For progressives, the egalitarian nature of a decentralized monetary system that cannot discriminate against individuals means that people all over the world could soon have the ability to transact in the world economy without requiring a bank account. “Banking the unbanked” means that anyone with an internet connection or mobile phone can engage in low-cost, cross-border remittances or near-instantaneous payments for goods and services.
Already in Miami, cryptocurrency-backed mortgages enable those without access to the U.S. banking system to buy homes and property in Florida.
For billions of people, Bitcoin renders the financial restrictions of international borders and banks obsolete.
One of the growing criticisms against Bitcoin is the energy usage required to secure the network. As part of the Bitcoin system, vast computer arrays are constantly working out complex encryption problems to help secure it, and every single node maintains a copy of the entire Bitcoin ledger. This requires no small amount of electricity, and critics are growing louder about the environmental impact. But as with any emerging technology, proponents point out that new innovations, like the Lightning Network built on top of Bitcoin’s main network, reduces much of the computer workload as Bitcoin grows in popularity.
Proponents also point out that Bitcoin and other financial transaction systems such as Visa or SWIFT, are fundamentally different and cannot be compared apples to apples in terms of energy use.
The bottom line: Bitcoin is already making an impact in Florida
Already, Florida is becoming a major cryptocurrency hub.

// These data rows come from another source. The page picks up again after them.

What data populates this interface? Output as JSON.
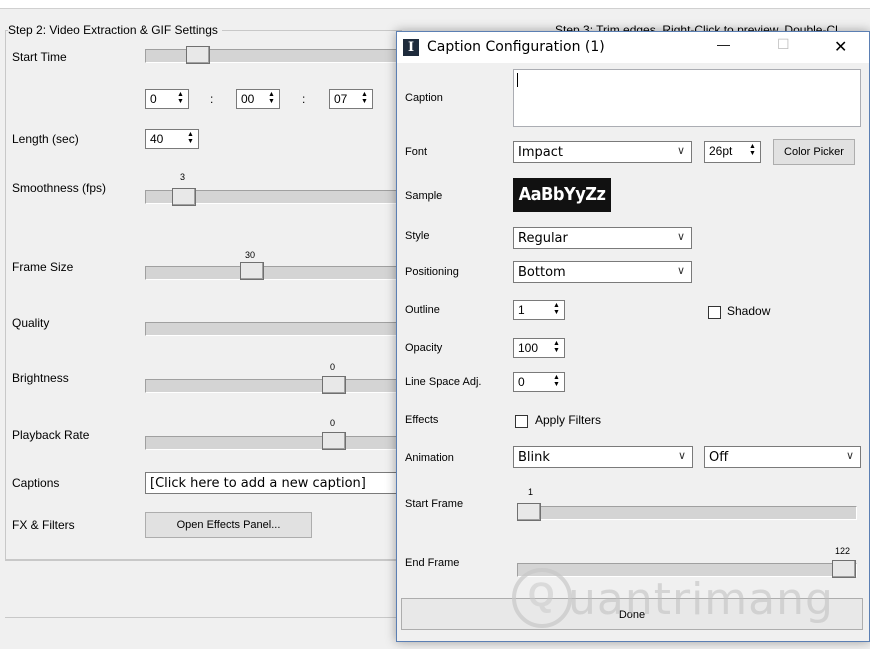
{
  "main": {
    "group_title": "Step 2: Video Extraction & GIF Settings",
    "step3_title": "Step 3: Trim edges. Right-Click to preview. Double-Cl",
    "start_time_label": "Start Time",
    "time_h": "0",
    "time_m": "00",
    "time_s": "07",
    "colon": ":",
    "length_label": "Length (sec)",
    "length_value": "40",
    "smoothness_label": "Smoothness (fps)",
    "smoothness_value": "3",
    "frame_size_label": "Frame Size",
    "frame_size_value": "30",
    "quality_label": "Quality",
    "brightness_label": "Brightness",
    "brightness_value": "0",
    "playback_label": "Playback Rate",
    "playback_value": "0",
    "captions_label": "Captions",
    "captions_value": "[Click here to add a new caption]",
    "fx_label": "FX & Filters",
    "fx_button": "Open Effects Panel..."
  },
  "dialog": {
    "title": "Caption Configuration (1)",
    "app_icon": "I",
    "minimize": "—",
    "maximize": "☐",
    "close": "✕",
    "caption_label": "Caption",
    "caption_value": "",
    "font_label": "Font",
    "font_value": "Impact",
    "font_size": "26pt",
    "color_picker": "Color Picker",
    "sample_label": "Sample",
    "sample_text": "AaBbYyZz",
    "style_label": "Style",
    "style_value": "Regular",
    "positioning_label": "Positioning",
    "positioning_value": "Bottom",
    "outline_label": "Outline",
    "outline_value": "1",
    "shadow_label": "Shadow",
    "opacity_label": "Opacity",
    "opacity_value": "100",
    "linespace_label": "Line Space Adj.",
    "linespace_value": "0",
    "effects_label": "Effects",
    "apply_filters_label": "Apply Filters",
    "animation_label": "Animation",
    "animation_value": "Blink",
    "animation_mode": "Off",
    "start_frame_label": "Start Frame",
    "start_frame_value": "1",
    "end_frame_label": "End Frame",
    "end_frame_value": "122",
    "done_button": "Done"
  },
  "watermark": {
    "text": "uantrimang",
    "letter": "Q"
  }
}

Miami playing host to the Bitcoin 2022 conference this past week is a testament to its growing reputation as an emergent financial technology (fintech) hub. The city is third in the nation in total investments in cryptocurrency companies, lagging only New York City and Silicon Valley.

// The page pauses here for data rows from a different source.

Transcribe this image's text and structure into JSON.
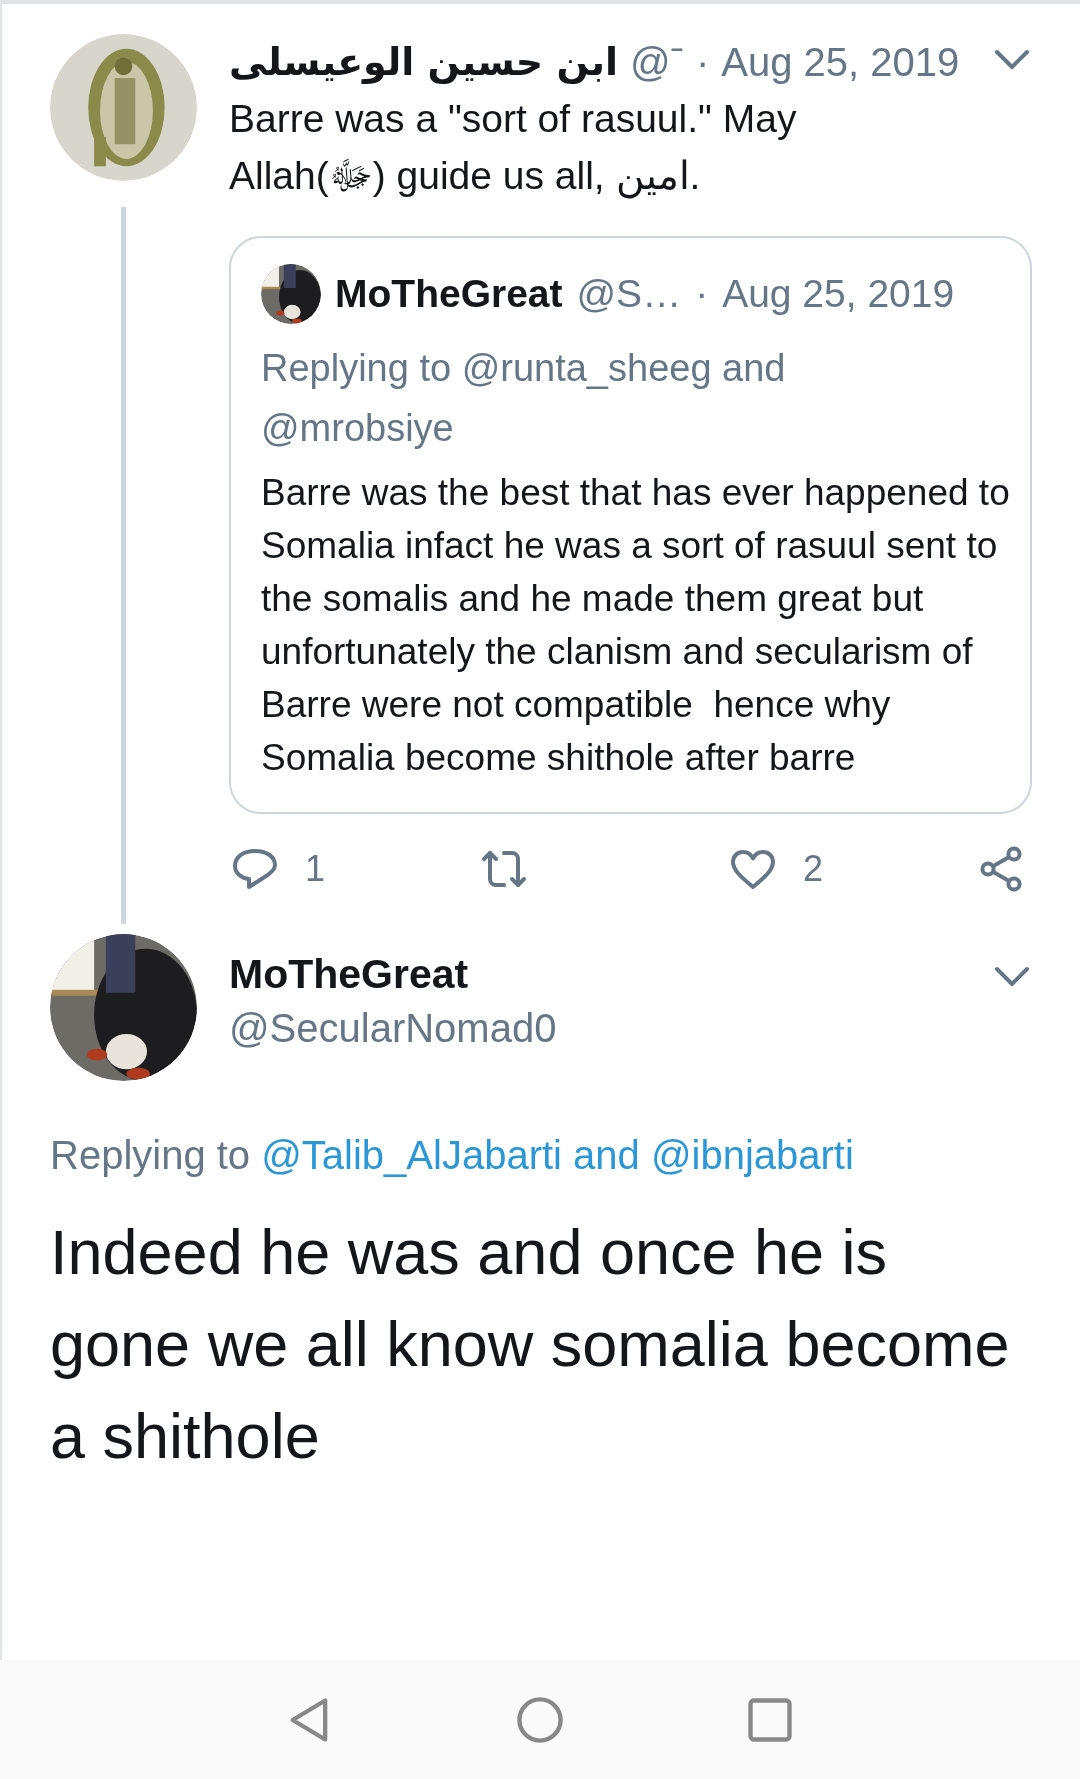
{
  "tweets": [
    {
      "kind": "thread_parent",
      "author": {
        "name": "ابن حسين الوعيسلى",
        "handle": "@ˉ"
      },
      "separator": "·",
      "date": "Aug 25, 2019",
      "text": "Barre was a \"sort of rasuul.\" May Allah(ﷻ) guide us all, امين.",
      "quote": {
        "author": {
          "name": "MoTheGreat",
          "handle": "@S…"
        },
        "separator": "·",
        "date": "Aug 25, 2019",
        "replying_to": "Replying to @runta_sheeg and @mrobsiye",
        "text": "Barre was the best that has ever happened to Somalia infact he was a sort of rasuul sent to the somalis and he made them great but unfortunately the clanism and secularism of Barre were not compatible  hence why Somalia become shithole after barre"
      },
      "actions": [
        {
          "kind": "reply",
          "count": "1"
        },
        {
          "kind": "retweet"
        },
        {
          "kind": "like",
          "count": "2"
        },
        {
          "kind": "share"
        }
      ]
    },
    {
      "kind": "focused",
      "author": {
        "name": "MoTheGreat",
        "handle": "@SecularNomad0"
      },
      "replying_to": {
        "prefix": "Replying to",
        "mentions": "@Talib_AlJabarti and @ibnjabarti"
      },
      "text": "Indeed he was and once he is gone we all know somalia become a shithole"
    }
  ],
  "nav_bar": [
    {
      "kind": "back"
    },
    {
      "kind": "home"
    },
    {
      "kind": "recents"
    }
  ]
}
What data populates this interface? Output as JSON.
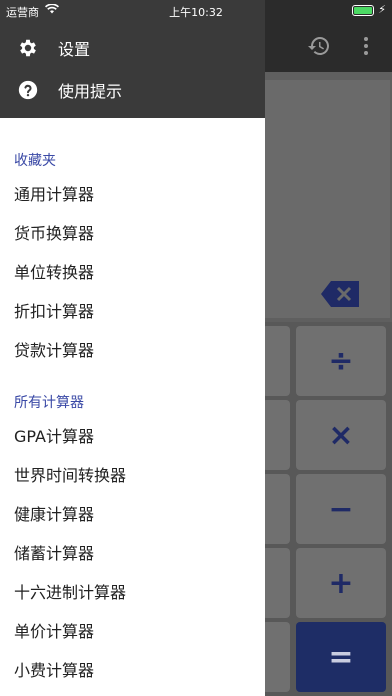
{
  "status_bar": {
    "carrier": "运营商",
    "time": "上午10:32"
  },
  "drawer": {
    "header": {
      "settings_label": "设置",
      "tips_label": "使用提示"
    },
    "favorites": {
      "title": "收藏夹",
      "items": [
        "通用计算器",
        "货币换算器",
        "单位转换器",
        "折扣计算器",
        "贷款计算器"
      ]
    },
    "all": {
      "title": "所有计算器",
      "items": [
        "GPA计算器",
        "世界时间转换器",
        "健康计算器",
        "储蓄计算器",
        "十六进制计算器",
        "单价计算器",
        "小费计算器"
      ]
    }
  },
  "calculator": {
    "keys": [
      "÷",
      "×",
      "−",
      "+",
      "="
    ]
  },
  "colors": {
    "section_title": "#3a49a6",
    "drawer_header": "#3a3a3a",
    "equals_key": "#1e2d66"
  }
}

Miami is also considered the gateway to Central and South America – making Miami one of the largest points of entry and exit for international remittances – cross border payments to help bolster economies and put food on the table for many of our neighbors to the south.
Two Florida political leaders have been outspoken about the future of cryptocurrency in the Sunshine State. Miami’s mayor Francis Suarez, accepts part of his salary in Bitcoin, as a hedge against inflation. And in Tallahassee, Governor Ron DeSantis has already announced his administration is actively exploring the concept of accepting corporate tax payments in cryptocurrency.
Just as it was initially difficult to see just how disruptive the internet would ultimately prove to be, we are on the verge of a cryptocurrency disruption of the modern financial world, and Florida’s leaders need to be informed so that we are ready to compete and capitalize on the opportunities that lay ahead.